The early recurrence rates following surgical treatment of Crohn's disease are distressingly high. In clinical studies in which an attempt is made to correlate duration, severity and extent of disease, the prediction as to which patients are prone to have the disease recur was not successful. The immunoglobulin G value is elevated in the diseased portion and in 50 per cent of the normal appearing margins of resected intestine from patients with Crohn's disease. Half of the patients with immunoglobulin G values above 18 milligrams per gram dry weight at the margins had recurrences at the suture line within three years. The immunoglobulin G concentrations do not correlate with steroid treatment, duration of symptoms, extent of disease, presence of epithelioid granulomas or previous recurrent disease. Immunoglobulin A and immunoglobulin M values are not helpful in predicting recurrences. Elevation of immunoglobulin G values at the resection margins appears to be a reliable indicator of early recurrence in patients with Crohn's disease.
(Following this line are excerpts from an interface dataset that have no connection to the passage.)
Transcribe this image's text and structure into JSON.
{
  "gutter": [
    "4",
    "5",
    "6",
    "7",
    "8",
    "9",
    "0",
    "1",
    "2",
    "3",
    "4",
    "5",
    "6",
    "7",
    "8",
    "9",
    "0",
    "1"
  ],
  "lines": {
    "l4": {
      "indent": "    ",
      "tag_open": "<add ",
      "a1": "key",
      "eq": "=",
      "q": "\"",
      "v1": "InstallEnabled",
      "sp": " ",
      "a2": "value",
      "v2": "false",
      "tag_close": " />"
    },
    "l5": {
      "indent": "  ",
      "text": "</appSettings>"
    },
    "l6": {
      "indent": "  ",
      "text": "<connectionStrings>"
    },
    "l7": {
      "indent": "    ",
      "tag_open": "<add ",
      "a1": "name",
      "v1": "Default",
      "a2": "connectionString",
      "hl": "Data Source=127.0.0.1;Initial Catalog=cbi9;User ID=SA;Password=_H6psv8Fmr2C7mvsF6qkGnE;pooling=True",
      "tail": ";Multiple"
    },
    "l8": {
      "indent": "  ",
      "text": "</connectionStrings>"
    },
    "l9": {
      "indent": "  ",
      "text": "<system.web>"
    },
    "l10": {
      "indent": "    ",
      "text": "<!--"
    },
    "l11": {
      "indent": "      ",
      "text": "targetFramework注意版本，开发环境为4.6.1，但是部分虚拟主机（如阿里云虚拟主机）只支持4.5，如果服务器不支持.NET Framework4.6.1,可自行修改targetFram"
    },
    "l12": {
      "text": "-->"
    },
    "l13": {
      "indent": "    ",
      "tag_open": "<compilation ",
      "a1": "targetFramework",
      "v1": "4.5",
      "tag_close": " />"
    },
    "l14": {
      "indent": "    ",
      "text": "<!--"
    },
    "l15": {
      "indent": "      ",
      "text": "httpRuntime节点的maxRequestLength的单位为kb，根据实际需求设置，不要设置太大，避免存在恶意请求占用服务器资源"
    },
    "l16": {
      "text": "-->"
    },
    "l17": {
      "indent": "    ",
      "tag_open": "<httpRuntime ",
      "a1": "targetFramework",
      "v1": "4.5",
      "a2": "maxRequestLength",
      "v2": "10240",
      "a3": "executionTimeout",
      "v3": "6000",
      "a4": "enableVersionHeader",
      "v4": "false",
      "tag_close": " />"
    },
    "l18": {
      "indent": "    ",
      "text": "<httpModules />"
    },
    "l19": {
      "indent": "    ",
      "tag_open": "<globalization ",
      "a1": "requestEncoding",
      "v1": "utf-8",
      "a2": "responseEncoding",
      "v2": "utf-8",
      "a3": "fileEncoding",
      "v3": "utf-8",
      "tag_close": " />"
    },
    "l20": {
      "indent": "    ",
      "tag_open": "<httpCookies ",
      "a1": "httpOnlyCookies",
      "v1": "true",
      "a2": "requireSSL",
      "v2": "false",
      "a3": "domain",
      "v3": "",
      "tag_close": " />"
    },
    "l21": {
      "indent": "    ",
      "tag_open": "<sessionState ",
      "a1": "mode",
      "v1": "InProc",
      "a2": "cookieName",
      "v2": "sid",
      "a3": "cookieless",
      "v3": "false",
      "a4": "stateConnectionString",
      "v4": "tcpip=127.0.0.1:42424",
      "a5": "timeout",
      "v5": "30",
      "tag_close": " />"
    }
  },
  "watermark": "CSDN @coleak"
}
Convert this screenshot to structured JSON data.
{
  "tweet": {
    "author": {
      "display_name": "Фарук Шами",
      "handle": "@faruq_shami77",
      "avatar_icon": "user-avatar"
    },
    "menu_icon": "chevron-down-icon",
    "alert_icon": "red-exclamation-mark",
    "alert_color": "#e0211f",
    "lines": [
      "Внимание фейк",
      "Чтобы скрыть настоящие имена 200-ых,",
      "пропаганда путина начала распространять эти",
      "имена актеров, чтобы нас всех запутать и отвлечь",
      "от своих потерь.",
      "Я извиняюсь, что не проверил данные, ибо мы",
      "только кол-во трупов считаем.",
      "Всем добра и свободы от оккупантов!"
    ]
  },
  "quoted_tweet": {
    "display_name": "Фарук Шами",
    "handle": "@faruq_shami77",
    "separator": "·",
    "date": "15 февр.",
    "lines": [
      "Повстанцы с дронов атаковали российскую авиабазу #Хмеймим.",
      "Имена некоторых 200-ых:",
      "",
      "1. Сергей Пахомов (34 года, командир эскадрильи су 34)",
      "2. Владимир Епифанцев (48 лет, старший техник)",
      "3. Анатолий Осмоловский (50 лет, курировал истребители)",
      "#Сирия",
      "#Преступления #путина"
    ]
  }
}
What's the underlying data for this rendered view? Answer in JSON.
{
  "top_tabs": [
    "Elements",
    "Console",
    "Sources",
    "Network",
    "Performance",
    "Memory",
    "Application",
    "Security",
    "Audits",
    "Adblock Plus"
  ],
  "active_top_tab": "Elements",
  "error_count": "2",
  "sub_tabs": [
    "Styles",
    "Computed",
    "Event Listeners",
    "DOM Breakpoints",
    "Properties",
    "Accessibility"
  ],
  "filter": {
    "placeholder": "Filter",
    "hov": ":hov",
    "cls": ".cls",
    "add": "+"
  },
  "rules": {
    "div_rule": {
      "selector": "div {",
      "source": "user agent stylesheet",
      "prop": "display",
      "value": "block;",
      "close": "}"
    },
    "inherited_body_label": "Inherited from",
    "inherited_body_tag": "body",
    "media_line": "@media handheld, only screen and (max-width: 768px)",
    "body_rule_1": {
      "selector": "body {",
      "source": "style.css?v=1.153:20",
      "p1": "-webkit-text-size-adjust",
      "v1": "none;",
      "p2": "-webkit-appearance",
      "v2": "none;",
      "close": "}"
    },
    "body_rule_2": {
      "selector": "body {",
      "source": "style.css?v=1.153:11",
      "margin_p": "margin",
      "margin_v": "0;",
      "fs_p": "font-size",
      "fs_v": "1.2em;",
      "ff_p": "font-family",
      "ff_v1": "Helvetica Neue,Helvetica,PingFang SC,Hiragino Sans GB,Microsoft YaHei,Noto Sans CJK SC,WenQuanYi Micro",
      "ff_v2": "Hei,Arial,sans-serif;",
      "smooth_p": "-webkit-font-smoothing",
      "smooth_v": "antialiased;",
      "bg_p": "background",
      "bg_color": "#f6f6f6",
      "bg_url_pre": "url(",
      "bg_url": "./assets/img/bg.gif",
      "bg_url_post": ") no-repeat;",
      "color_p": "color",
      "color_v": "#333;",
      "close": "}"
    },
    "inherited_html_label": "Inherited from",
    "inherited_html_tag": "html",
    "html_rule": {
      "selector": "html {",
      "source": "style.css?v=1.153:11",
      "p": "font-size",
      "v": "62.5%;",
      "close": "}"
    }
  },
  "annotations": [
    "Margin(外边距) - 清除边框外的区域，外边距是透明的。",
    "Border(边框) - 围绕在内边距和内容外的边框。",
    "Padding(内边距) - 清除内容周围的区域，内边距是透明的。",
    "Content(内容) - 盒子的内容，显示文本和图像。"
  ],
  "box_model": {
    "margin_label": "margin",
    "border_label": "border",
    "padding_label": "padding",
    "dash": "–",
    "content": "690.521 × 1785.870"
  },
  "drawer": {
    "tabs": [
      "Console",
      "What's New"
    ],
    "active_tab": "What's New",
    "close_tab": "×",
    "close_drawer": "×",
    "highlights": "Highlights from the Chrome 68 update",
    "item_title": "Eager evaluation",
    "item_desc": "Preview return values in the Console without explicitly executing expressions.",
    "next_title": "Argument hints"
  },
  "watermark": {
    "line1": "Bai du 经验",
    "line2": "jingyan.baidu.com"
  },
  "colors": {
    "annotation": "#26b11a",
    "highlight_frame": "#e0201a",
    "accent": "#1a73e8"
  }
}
|Number of pages
|Surgery Gynecology and Obstetrics
|Published - 1982